Amanda your words are so powerful and mean so much. Someone who hasn’t been there will never know the feeling it brings to you as a spouse or you as the person with the same issues Jesse had. I have been close, I felt no end to my past that haunts me today but I know now more than I ever did before after years of counseling in patient and out patient. I still have the things that haunt me at times but I have leaned towards God and opened my faith back up to the lord. I realized it’s time to let go and let God, it seems crazy to say that but truly I feel it’s in his hands, what? Wait? It’s in God’s hands, yes because I’m his child and in that I feel I’m safe from all evil. I know life out weighs my struggles and I’m in control of my own storm and with that being said my storm may never stop raining (tears), But during any of those storms I’m going to walk through them with knowing that they will be over when I allow them to be and to forgive myself and my wrong and to just let go of those and what and who truly hurt me. Anxiety/Depression need assistance and admitting and wanting it like Jesse I believe truly did is the best thing to admit. He did that. I just wished he knew just how much they could of helped him. When I went in for lock down it woke me up, it hit me hard, it knocked me down, but sprung me back up. When I was on the floor with people dealing with the same thing as me and were there to receive the help I wanted as well, it made oh so much sense. Some failed and left others stayed and faced their fears. Believe me I was so scared but In the end I was never so blessed and overwhelmed with love and support, I chose to continue out patient for almost 2 full years.
Not saying today I don’t have struggles because I do but I feel I can control of them now with what I learned over the past 15+ years of my life!!!!!

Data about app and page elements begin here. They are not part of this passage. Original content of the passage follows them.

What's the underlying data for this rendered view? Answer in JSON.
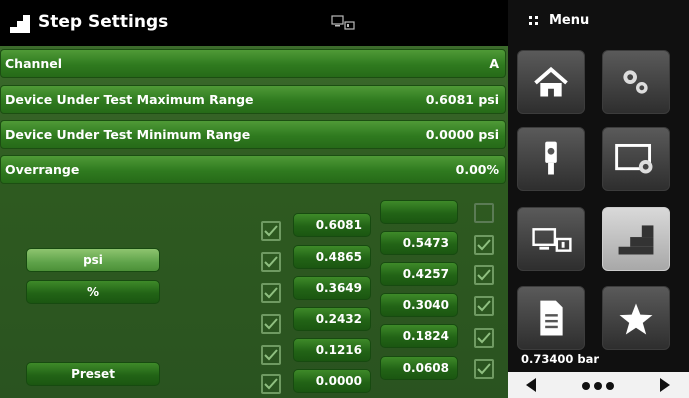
{
  "header": {
    "title": "Step Settings",
    "title_icon": "step-stairs-icon",
    "status_icon": "remote-display-icon"
  },
  "rows": [
    {
      "label": "Channel",
      "value": "A"
    },
    {
      "label": "Device Under Test Maximum Range",
      "value": "0.6081 psi"
    },
    {
      "label": "Device Under Test Minimum Range",
      "value": "0.0000 psi"
    },
    {
      "label": "Overrange",
      "value": "0.00%"
    }
  ],
  "units": {
    "psi": "psi",
    "percent": "%",
    "preset": "Preset"
  },
  "steps_left": [
    "0.6081",
    "0.4865",
    "0.3649",
    "0.2432",
    "0.1216",
    "0.0000"
  ],
  "steps_right": [
    "",
    "0.5473",
    "0.4257",
    "0.3040",
    "0.1824",
    "0.0608"
  ],
  "checkboxes_left": [
    true,
    true,
    true,
    true,
    true,
    true
  ],
  "checkboxes_right": [
    false,
    true,
    true,
    true,
    true,
    true
  ],
  "sidebar": {
    "menu_label": "Menu",
    "tiles": [
      "home-icon",
      "settings-gears-icon",
      "sensor-icon",
      "display-settings-icon",
      "remote-icon",
      "step-icon",
      "document-icon",
      "favorite-star-icon"
    ],
    "barometer": "0.73400  bar"
  },
  "colors": {
    "accent_green": "#2f7a1f",
    "selected_unit": "#5fa34a",
    "sidebar_bg": "#101010"
  }
}
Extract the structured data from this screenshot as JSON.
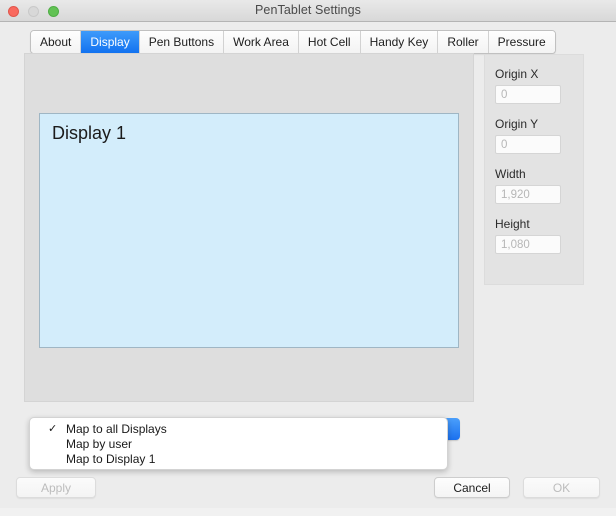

I am so glad you have your blog, that you talk openly and honest, because I truly believe your helping people every day even if you don’t realize it Amanda!!!!! Jesse’s story is helping others, ones that follow you and are listening to every word and every message and meaning behind it all. Your making a difference in their world. Your an amazing woman and your love is so strong, honest and faithful. God Bless you and your little ones. I think about you very very often.
I Love you
Keep writing and Sharing
Jesse Strong-4-his love’s of his life!!!!!
I deeply admire your courage to be able to bring yourself to write about this and amidst all your trauma you had the magnanimity to help others who could possibly be going through this… This is what real strength looks like….. god bless you.
Impeccable story and purpose. Forward motion is written all over this. It takes “REAL” things to move mountains and I couldn’t be more heartfelt in saying, I believe your story is moving alot of others stories in meaningful directions. Keep fighting the good fight, grand comes from the depths of despair.
Thank you!! This is our story too, addiction and mental illness too and I wish more than anything it wasn’t for any of us! We are coming up on the two year mark the first part of April.
It is my passion to bring awareness to mental illness, addiction and suicide prevention.
Keep sharing! ❤️
Your courage and ability to express yourself is so admirable.
My heart really goes out to you. Keep on writing.
Thank you for being so honest.
I just came across your very powerful story. Thank you for sharing it.
My youngest niece took her life on her 20th birthday. She left no clues as to why she did it.
She wasn’t struggling with depression or issues at school that we knew of. She was a brilliant
mechanical engineer and straight A student with no addiction to anything except the death,
which she wrote about. There was no way to know.
My hope is that the more stories like yours are shared, the more awareness can be made to
suicide. There are options. There are always options.